Published Thursday, January 2, 2014 11:14AM EST
Last Updated Friday, January 3, 2014 7:24AM EST
A new calendar year means some new rules are in effect across Canada. Here's a look at what's changed.
As of Jan. 2, Canadians with parents or grandparents overseas can apply for them to become permanent residents in this country.
Applications were halted in 2011, to clear an eight-year backlog. Now that the Family Reunification Program has begun again, Ottawa says it will limit the number of applications to 5,000 annually.
"You can imagine that the race is on," CTV's Mercedes Stephenson said from Ottawa Thursday, noting that the applications will be taken on a first-come, first-served basis.
"I imagine that the Citizenship and Immigration Department is going to be seeing quite a lot of applications for this."
If you've got a light bulb that needs replacing, you'll soon discover that the federal government's ban on incandescent bulbs went into effect Jan. 1.
Retailers can continue to sell their existing stocks of the old-fashioned light bulbs, but manufacturers won't be sending them any new ones. Instead, consumers will find store shelves taken over by more energy-efficient alternatives including compact fluorescent lamps (CFLs) or light-emitting diodes (LED).
Sixty and 40-watt incandescent bulbs will be phased out next December.
New regulations designed to allay Canadians' fears their jobs are being filled by foreign workers are also in effect as of Jan. 1.
Under the new rules, for a period of six years, government officials do not need warrants to conduct surprise workplace inspections, interview foreign workers and demand documentation from employers -- all to prove whether they are in compliance with conditions of the federal Temporary Foreign Worker Program.
The new regulations make it illegal for employers to pay foreign workers 15 per cent less than the standard rate for a position, and include the introduction of a new $275 fee for each TFW permit application.
The fact that employers in Canada's sex industry will no longer be able to apply to bring foreign workers to fill their jobs has grabbed the most headlines, however.
"Some people here in Ottawa have joked that this means more Canadian-based strippers," Stephenson told CTV News Channel, explaining that the rules first announced in 2012 as a means of protecting "vulnerable" foreign workers, is expected to mean more employment opportunities for Canadians to fill those jobs.
Businesses now face stiffer fines for using so-called "zapper" software to dodge taxes by erasing sales from the company ledgers.

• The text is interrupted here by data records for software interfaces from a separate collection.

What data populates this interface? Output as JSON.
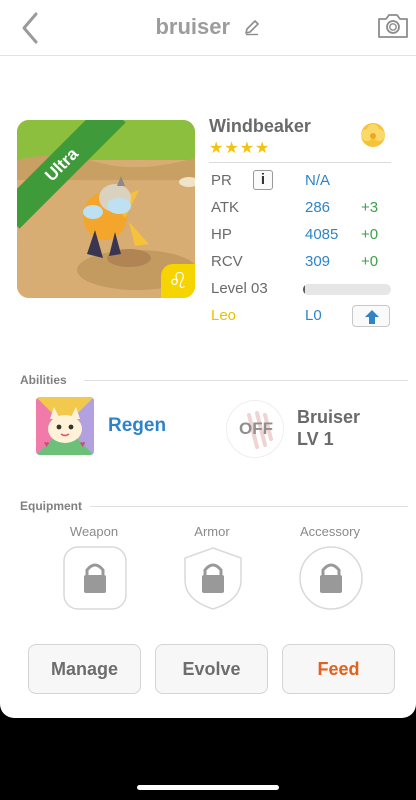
{
  "header": {
    "title": "bruiser"
  },
  "monster": {
    "name": "Windbeaker",
    "stars": "★★★★",
    "rarity_ribbon": "Ultra",
    "sign_glyph": "♌",
    "stats": {
      "pr": {
        "label": "PR",
        "info": "i",
        "value": "N/A"
      },
      "atk": {
        "label": "ATK",
        "value": "286",
        "bonus": "+3"
      },
      "hp": {
        "label": "HP",
        "value": "4085",
        "bonus": "+0"
      },
      "rcv": {
        "label": "RCV",
        "value": "309",
        "bonus": "+0"
      },
      "level": {
        "label": "Level 03",
        "progress_fraction": 0.02
      },
      "sign": {
        "label": "Leo",
        "value": "L0"
      }
    }
  },
  "abilities": {
    "section_label": "Abilities",
    "ability_name": "Regen",
    "skill_toggle": "OFF",
    "skill_name": "Bruiser",
    "skill_level": "LV 1"
  },
  "equipment": {
    "section_label": "Equipment",
    "slots": [
      {
        "label": "Weapon"
      },
      {
        "label": "Armor"
      },
      {
        "label": "Accessory"
      }
    ]
  },
  "actions": {
    "manage": "Manage",
    "evolve": "Evolve",
    "feed": "Feed"
  },
  "colors": {
    "accent_blue": "#2f84c9",
    "bonus_green": "#3aa247",
    "feed_orange": "#e2611d",
    "sign_yellow": "#e7c200"
  }
}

A first offence will now net the company a $5,000 fine, while subsequent infractions would be punished with a $50,000 fine.
Anyone in possession of the software could be fined up to $50,000, while those who develop or sell such programs could be hit with a $100,000 fine.
A freeze on Employment Insurance premiums takes effect this week, meaning the rate will remain at the 2013 level of $1.88 per $100 of the $47,400 in maximum insurable earnings.
Higher-income Canadians will pay a little more, however, as maximum insurable earnings rise to $48,600 in 2014.
Other tax changes include a new credit for charitable cash donations over $200 to $1,000, up from the previous 29 per cent to 54 per cent for first-time donors.
With files from The Canadian Press